→ **Exercise instructions**
Below are some records; output all of them exactly as they read.

[Records from a data source]
● ● ● ●
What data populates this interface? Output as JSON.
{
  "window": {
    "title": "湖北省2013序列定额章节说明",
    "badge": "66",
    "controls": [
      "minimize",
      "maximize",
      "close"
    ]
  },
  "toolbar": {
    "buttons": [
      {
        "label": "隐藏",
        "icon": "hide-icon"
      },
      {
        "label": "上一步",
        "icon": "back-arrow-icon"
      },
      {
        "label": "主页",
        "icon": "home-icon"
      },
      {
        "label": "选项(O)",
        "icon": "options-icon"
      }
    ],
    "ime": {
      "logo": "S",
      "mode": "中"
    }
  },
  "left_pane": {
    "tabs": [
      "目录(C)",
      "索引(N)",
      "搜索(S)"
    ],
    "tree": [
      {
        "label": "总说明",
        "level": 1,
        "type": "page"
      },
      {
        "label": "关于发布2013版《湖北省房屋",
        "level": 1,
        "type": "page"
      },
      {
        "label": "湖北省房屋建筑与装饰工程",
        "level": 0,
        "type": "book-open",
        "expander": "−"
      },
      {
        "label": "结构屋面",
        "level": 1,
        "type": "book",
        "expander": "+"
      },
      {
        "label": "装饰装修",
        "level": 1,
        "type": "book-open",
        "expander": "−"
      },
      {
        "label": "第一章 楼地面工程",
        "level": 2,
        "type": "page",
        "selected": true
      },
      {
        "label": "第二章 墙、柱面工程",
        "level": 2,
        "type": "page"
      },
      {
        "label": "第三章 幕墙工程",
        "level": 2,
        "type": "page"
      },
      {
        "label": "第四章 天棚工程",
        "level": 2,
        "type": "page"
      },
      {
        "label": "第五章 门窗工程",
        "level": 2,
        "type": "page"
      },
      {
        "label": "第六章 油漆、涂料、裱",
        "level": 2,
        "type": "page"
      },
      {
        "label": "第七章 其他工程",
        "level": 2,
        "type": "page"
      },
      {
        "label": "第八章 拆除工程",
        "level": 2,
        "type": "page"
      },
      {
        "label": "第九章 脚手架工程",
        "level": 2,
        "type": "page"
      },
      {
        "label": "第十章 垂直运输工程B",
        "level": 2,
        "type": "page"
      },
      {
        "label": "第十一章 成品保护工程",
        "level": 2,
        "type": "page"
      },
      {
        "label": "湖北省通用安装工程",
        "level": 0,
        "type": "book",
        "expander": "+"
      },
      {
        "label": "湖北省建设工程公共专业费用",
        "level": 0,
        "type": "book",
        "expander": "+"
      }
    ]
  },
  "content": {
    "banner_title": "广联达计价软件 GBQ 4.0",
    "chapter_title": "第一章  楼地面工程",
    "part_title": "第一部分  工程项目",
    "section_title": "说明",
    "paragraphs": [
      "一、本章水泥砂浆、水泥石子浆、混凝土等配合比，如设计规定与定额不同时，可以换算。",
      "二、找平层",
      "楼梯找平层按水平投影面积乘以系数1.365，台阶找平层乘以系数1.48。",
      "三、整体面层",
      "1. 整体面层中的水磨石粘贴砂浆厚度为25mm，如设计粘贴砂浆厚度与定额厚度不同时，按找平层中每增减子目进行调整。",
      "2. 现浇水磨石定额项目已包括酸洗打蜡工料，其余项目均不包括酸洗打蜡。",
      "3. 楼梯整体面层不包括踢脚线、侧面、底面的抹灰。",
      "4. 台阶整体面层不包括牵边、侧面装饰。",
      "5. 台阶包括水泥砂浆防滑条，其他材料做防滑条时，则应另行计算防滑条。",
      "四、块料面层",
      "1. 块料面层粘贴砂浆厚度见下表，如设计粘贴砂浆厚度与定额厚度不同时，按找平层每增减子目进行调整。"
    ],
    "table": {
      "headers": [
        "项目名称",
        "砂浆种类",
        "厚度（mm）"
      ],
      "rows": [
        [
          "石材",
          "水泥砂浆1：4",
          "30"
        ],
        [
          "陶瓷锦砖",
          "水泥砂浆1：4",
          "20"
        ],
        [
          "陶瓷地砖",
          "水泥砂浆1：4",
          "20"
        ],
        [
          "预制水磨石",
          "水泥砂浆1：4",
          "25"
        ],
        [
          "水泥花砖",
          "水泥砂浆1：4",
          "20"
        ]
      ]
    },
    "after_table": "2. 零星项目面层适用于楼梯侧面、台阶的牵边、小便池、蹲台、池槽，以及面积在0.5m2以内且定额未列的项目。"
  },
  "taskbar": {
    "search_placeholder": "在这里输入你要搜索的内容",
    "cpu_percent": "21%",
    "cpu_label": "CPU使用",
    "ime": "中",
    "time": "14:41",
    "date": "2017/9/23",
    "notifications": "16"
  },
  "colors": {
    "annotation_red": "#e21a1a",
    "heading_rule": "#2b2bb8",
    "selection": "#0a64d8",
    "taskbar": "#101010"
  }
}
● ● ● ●
→ **Exercise result**
What data populates this interface? Output as JSON.
{
  "window": {
    "title": "湖北省2013序列定额章节说明",
    "badge": "66",
    "controls": [
      "minimize",
      "maximize",
      "close"
    ]
  },
  "toolbar": {
    "buttons": [
      {
        "label": "隐藏",
        "icon": "hide-icon"
      },
      {
        "label": "上一步",
        "icon": "back-arrow-icon"
      },
      {
        "label": "主页",
        "icon": "home-icon"
      },
      {
        "label": "选项(O)",
        "icon": "options-icon"
      }
    ],
    "ime": {
      "logo": "S",
      "mode": "中"
    }
  },
  "left_pane": {
    "tabs": [
      "目录(C)",
      "索引(N)",
      "搜索(S)"
    ],
    "tree": [
      {
        "label": "总说明",
        "level": 1,
        "type": "page"
      },
      {
        "label": "关于发布2013版《湖北省房屋",
        "level": 1,
        "type": "page"
      },
      {
        "label": "湖北省房屋建筑与装饰工程",
        "level": 0,
        "type": "book-open",
        "expander": "−"
      },
      {
        "label": "结构屋面",
        "level": 1,
        "type": "book",
        "expander": "+"
      },
      {
        "label": "装饰装修",
        "level": 1,
        "type": "book-open",
        "expander": "−"
      },
      {
        "label": "第一章 楼地面工程",
        "level": 2,
        "type": "page",
        "selected": true
      },
      {
        "label": "第二章 墙、柱面工程",
        "level": 2,
        "type": "page"
      },
      {
        "label": "第三章 幕墙工程",
        "level": 2,
        "type": "page"
      },
      {
        "label": "第四章 天棚工程",
        "level": 2,
        "type": "page"
      },
      {
        "label": "第五章 门窗工程",
        "level": 2,
        "type": "page"
      },
      {
        "label": "第六章 油漆、涂料、裱",
        "level": 2,
        "type": "page"
      },
      {
        "label": "第七章 其他工程",
        "level": 2,
        "type": "page"
      },
      {
        "label": "第八章 拆除工程",
        "level": 2,
        "type": "page"
      },
      {
        "label": "第九章 脚手架工程",
        "level": 2,
        "type": "page"
      },
      {
        "label": "第十章 垂直运输工程B",
        "level": 2,
        "type": "page"
      },
      {
        "label": "第十一章 成品保护工程",
        "level": 2,
        "type": "page"
      },
      {
        "label": "湖北省通用安装工程",
        "level": 0,
        "type": "book",
        "expander": "+"
      },
      {
        "label": "湖北省建设工程公共专业费用",
        "level": 0,
        "type": "book",
        "expander": "+"
      }
    ]
  },
  "content": {
    "banner_title": "广联达计价软件 GBQ 4.0",
    "chapter_title": "第一章  楼地面工程",
    "part_title": "第一部分  工程项目",
    "section_title": "说明",
    "paragraphs": [
      "一、本章水泥砂浆、水泥石子浆、混凝土等配合比，如设计规定与定额不同时，可以换算。",
      "二、找平层",
      "楼梯找平层按水平投影面积乘以系数1.365，台阶找平层乘以系数1.48。",
      "三、整体面层",
      "1. 整体面层中的水磨石粘贴砂浆厚度为25mm，如设计粘贴砂浆厚度与定额厚度不同时，按找平层中每增减子目进行调整。",
      "2. 现浇水磨石定额项目已包括酸洗打蜡工料，其余项目均不包括酸洗打蜡。",
      "3. 楼梯整体面层不包括踢脚线、侧面、底面的抹灰。",
      "4. 台阶整体面层不包括牵边、侧面装饰。",
      "5. 台阶包括水泥砂浆防滑条，其他材料做防滑条时，则应另行计算防滑条。",
      "四、块料面层",
      "1. 块料面层粘贴砂浆厚度见下表，如设计粘贴砂浆厚度与定额厚度不同时，按找平层每增减子目进行调整。"
    ],
    "table": {
      "headers": [
        "项目名称",
        "砂浆种类",
        "厚度（mm）"
      ],
      "rows": [
        [
          "石材",
          "水泥砂浆1：4",
          "30"
        ],
        [
          "陶瓷锦砖",
          "水泥砂浆1：4",
          "20"
        ],
        [
          "陶瓷地砖",
          "水泥砂浆1：4",
          "20"
        ],
        [
          "预制水磨石",
          "水泥砂浆1：4",
          "25"
        ],
        [
          "水泥花砖",
          "水泥砂浆1：4",
          "20"
        ]
      ]
    },
    "after_table": "2. 零星项目面层适用于楼梯侧面、台阶的牵边、小便池、蹲台、池槽，以及面积在0.5m2以内且定额未列的项目。"
  },
  "taskbar": {
    "search_placeholder": "在这里输入你要搜索的内容",
    "cpu_percent": "21%",
    "cpu_label": "CPU使用",
    "ime": "中",
    "time": "14:41",
    "date": "2017/9/23",
    "notifications": "16"
  },
  "colors": {
    "annotation_red": "#e21a1a",
    "heading_rule": "#2b2bb8",
    "selection": "#0a64d8",
    "taskbar": "#101010"
  }
}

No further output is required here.